» **What the task asks**: Report each line from the data below that holds the word "FEES".

(Element data from apps and pages)
——

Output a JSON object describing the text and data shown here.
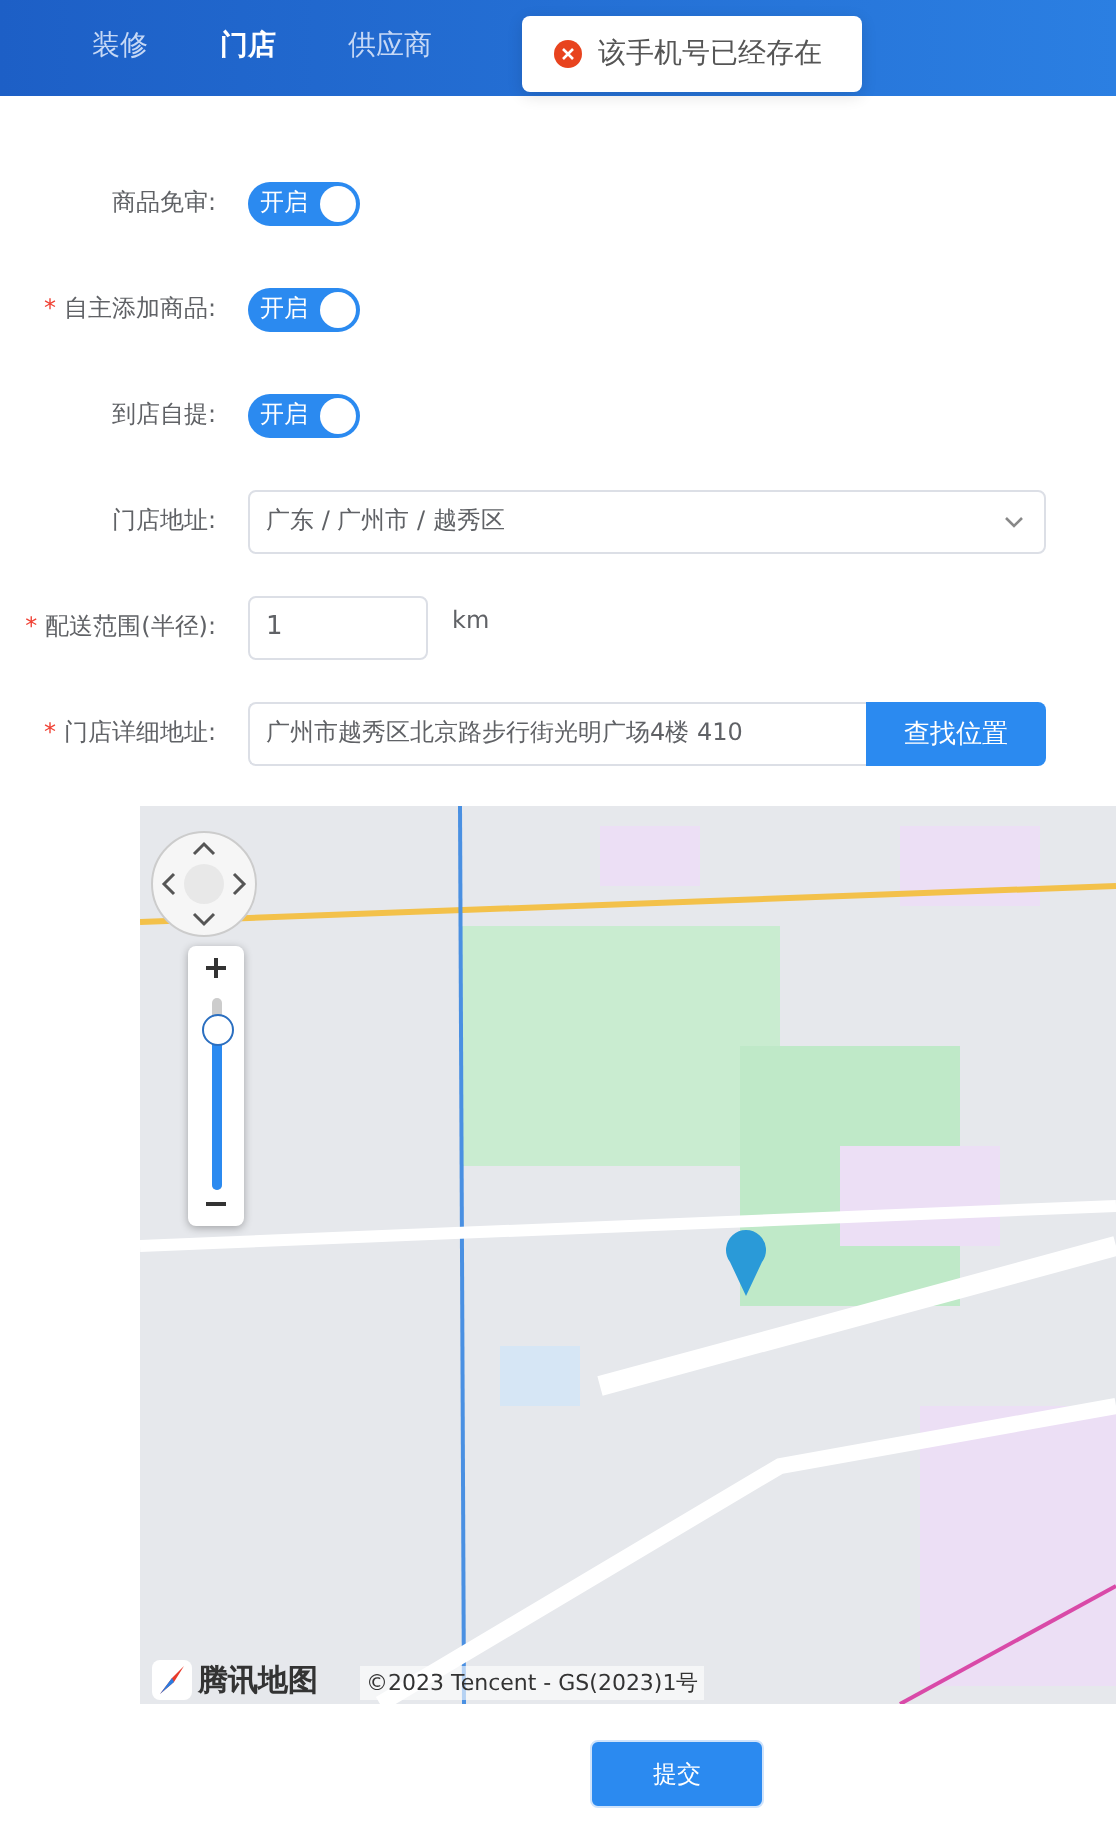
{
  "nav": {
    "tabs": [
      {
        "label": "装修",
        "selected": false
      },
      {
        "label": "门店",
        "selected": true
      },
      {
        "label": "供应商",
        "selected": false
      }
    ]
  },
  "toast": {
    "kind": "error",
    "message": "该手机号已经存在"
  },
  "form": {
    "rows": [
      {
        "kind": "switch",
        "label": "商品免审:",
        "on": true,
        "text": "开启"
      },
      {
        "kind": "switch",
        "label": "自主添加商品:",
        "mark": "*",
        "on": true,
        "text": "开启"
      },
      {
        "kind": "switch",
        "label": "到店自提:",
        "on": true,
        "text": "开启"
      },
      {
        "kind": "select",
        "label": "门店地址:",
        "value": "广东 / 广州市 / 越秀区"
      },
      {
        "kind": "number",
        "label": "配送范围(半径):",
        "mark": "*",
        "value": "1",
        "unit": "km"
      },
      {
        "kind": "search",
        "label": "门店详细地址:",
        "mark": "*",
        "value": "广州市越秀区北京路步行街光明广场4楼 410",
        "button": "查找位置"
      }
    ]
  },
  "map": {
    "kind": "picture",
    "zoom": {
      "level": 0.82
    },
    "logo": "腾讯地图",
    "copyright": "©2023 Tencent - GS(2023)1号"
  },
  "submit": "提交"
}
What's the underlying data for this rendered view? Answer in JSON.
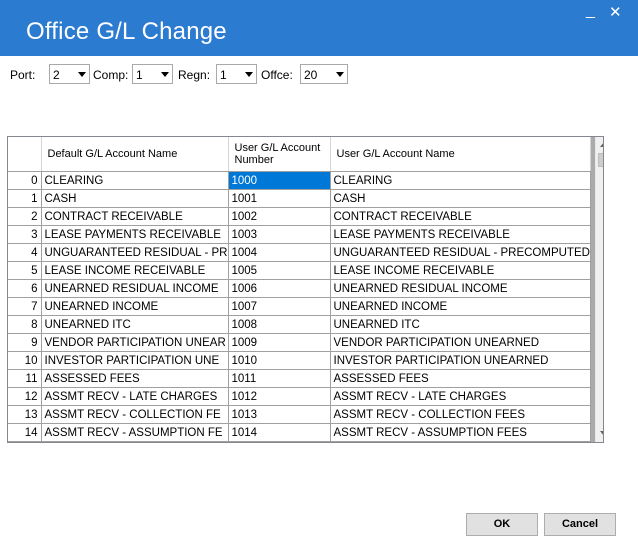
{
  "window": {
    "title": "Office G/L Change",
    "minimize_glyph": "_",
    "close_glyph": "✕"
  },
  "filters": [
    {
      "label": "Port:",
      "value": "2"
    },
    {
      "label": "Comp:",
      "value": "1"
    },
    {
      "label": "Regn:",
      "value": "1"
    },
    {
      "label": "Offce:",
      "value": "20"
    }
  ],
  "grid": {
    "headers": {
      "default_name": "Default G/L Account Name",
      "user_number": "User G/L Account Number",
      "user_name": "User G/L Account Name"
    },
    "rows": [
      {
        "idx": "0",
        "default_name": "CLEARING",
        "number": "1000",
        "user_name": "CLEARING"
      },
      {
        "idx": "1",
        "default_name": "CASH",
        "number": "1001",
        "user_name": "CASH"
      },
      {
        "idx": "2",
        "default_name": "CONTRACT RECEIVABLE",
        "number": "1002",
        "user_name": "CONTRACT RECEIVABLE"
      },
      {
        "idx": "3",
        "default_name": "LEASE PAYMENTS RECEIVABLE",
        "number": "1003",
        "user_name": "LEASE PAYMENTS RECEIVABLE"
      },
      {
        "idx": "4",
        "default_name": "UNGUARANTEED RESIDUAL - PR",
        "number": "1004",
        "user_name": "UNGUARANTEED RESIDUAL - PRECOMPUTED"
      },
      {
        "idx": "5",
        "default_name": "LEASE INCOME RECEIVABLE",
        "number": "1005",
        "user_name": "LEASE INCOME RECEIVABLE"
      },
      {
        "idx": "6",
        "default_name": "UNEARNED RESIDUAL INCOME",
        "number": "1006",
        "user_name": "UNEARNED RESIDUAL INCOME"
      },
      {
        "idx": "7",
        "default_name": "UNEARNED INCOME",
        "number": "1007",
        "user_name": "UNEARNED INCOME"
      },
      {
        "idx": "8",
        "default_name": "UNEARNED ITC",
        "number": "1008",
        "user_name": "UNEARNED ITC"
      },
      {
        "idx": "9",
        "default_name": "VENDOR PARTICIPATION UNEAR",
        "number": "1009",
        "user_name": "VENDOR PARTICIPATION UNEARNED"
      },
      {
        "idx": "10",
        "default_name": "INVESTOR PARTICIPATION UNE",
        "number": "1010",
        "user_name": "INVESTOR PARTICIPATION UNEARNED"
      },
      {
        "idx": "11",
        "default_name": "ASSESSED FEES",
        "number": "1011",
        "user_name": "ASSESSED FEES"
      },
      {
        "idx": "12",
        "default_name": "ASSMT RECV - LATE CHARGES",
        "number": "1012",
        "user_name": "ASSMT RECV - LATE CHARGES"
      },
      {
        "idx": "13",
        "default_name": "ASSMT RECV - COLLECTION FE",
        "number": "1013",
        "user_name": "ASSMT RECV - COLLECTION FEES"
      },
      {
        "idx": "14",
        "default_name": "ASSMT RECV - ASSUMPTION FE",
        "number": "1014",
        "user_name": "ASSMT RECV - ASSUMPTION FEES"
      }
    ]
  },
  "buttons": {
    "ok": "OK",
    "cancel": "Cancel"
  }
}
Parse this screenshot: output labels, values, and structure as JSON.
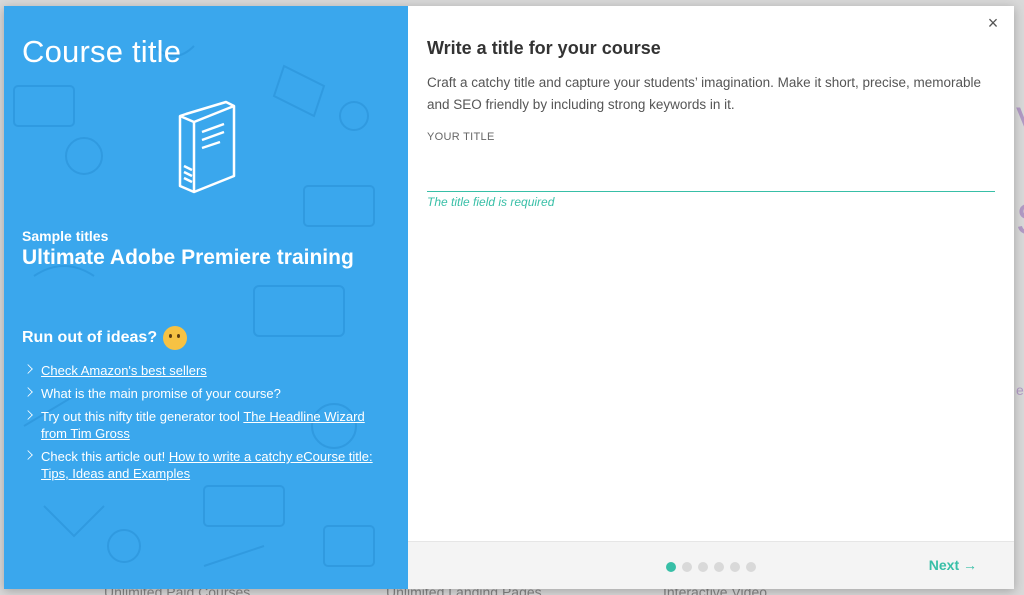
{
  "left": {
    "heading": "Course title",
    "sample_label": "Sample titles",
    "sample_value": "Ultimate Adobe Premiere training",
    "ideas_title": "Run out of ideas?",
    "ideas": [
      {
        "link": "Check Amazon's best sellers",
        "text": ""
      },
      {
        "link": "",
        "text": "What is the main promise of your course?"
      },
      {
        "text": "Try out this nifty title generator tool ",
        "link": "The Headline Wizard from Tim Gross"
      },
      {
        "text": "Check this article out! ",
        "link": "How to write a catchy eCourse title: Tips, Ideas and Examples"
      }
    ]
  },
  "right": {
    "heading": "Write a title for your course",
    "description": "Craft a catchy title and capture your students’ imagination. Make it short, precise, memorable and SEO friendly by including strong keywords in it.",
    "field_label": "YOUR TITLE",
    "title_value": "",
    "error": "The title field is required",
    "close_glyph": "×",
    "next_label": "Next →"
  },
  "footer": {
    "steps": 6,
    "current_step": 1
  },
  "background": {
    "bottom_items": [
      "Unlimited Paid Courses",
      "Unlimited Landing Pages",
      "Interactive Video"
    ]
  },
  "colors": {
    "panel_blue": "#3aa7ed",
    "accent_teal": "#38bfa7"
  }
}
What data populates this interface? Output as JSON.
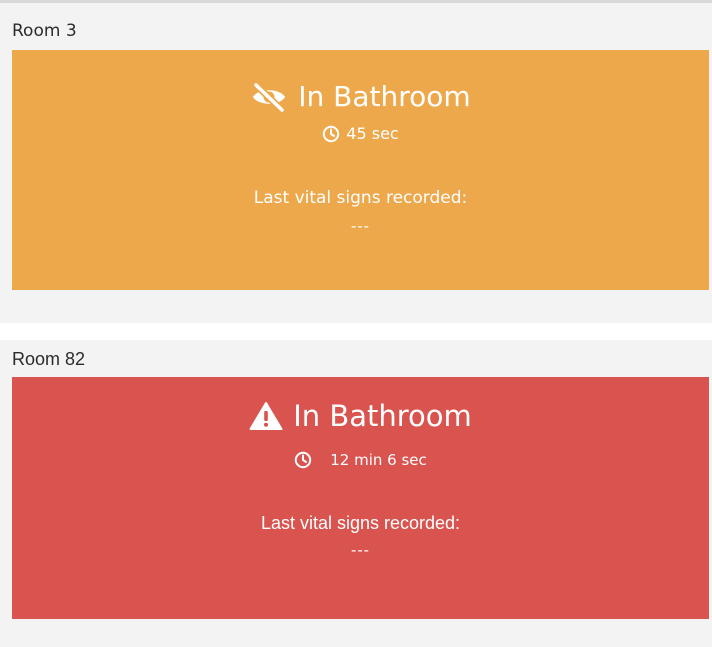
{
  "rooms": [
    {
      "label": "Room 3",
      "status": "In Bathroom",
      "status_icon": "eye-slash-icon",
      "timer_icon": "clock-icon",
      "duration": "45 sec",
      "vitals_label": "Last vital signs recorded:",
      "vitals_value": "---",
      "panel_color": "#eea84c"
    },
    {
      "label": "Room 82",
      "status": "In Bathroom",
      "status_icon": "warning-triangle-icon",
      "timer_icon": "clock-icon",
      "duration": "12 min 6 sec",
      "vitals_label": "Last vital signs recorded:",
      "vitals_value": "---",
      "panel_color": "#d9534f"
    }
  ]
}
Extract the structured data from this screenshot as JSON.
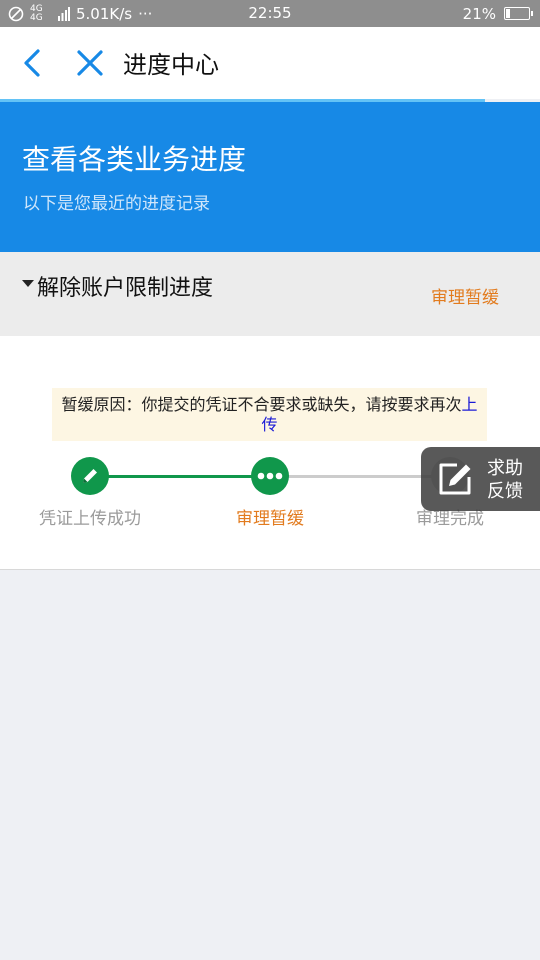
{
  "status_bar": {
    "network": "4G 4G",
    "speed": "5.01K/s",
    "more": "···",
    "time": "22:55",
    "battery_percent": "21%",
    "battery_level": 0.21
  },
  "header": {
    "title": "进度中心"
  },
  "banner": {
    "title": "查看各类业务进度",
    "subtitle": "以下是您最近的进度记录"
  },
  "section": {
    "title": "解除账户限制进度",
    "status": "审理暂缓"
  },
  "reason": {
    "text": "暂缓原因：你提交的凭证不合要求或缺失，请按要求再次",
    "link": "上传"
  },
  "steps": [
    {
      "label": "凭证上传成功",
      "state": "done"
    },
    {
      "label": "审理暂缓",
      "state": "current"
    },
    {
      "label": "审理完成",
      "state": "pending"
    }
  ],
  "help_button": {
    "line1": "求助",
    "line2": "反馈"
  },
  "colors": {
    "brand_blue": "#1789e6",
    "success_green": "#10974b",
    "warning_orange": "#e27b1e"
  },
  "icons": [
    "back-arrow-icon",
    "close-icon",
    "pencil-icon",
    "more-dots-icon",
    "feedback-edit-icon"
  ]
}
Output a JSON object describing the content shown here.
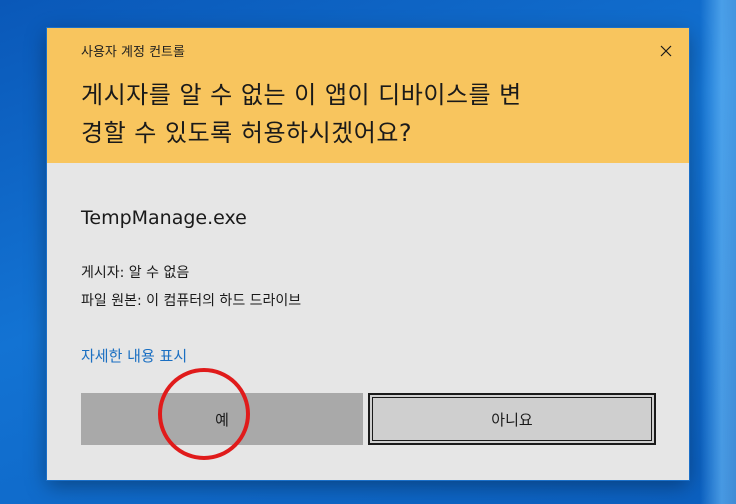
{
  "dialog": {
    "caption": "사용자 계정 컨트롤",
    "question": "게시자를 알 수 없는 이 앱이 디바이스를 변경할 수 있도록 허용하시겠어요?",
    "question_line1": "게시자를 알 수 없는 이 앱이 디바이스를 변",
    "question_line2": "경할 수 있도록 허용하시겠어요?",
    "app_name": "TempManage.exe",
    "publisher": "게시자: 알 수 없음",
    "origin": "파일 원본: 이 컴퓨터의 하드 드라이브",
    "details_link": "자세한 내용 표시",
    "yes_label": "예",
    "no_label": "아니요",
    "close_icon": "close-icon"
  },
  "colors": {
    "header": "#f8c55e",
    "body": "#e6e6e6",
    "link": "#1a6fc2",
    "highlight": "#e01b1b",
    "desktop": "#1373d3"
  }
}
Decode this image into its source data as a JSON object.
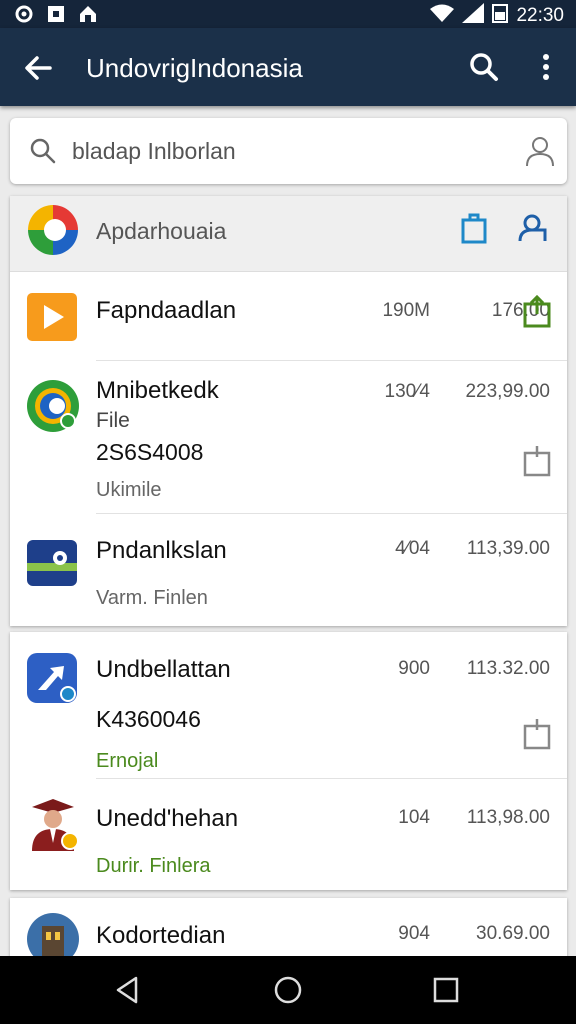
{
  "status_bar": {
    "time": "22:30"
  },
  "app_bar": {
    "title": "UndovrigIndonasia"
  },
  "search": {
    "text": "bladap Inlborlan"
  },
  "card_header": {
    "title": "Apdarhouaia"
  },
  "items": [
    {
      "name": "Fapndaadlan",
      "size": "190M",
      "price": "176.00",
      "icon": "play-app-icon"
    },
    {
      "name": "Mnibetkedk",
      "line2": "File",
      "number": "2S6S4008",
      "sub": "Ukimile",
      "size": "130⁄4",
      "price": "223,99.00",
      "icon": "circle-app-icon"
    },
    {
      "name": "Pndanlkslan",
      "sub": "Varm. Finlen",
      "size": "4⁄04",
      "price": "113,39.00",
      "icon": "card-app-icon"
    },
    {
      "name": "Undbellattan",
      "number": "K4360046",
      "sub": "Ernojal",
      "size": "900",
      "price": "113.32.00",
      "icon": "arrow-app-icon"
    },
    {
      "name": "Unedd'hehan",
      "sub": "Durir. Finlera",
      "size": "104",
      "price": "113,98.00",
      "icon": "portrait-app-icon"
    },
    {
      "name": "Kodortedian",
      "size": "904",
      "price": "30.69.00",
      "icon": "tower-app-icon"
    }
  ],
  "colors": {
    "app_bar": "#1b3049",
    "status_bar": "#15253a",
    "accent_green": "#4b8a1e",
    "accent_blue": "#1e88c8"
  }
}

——

» **Answer to this problem**:
        "default_name": "ASSESSED FEES",
        "user_name": "ASSESSED FEES"
        "user_name": "ASSMT RECV - COLLECTION FEES"
        "user_name": "ASSMT RECV - ASSUMPTION FEES"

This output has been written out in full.